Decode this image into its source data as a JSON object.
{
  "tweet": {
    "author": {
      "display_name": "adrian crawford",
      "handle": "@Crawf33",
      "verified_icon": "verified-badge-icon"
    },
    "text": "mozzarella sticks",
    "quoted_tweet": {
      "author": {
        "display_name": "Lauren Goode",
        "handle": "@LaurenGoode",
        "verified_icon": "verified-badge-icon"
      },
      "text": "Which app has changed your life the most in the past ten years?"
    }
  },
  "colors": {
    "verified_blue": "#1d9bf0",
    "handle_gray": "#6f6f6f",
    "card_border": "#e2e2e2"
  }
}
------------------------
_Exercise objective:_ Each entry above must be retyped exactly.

_Finished task:_
Decode this image into its source data as a JSON object.
{
  "tweet": {
    "author": {
      "display_name": "adrian crawford",
      "handle": "@Crawf33",
      "verified_icon": "verified-badge-icon"
    },
    "text": "mozzarella sticks",
    "quoted_tweet": {
      "author": {
        "display_name": "Lauren Goode",
        "handle": "@LaurenGoode",
        "verified_icon": "verified-badge-icon"
      },
      "text": "Which app has changed your life the most in the past ten years?"
    }
  },
  "colors": {
    "verified_blue": "#1d9bf0",
    "handle_gray": "#6f6f6f",
    "card_border": "#e2e2e2"
  }
}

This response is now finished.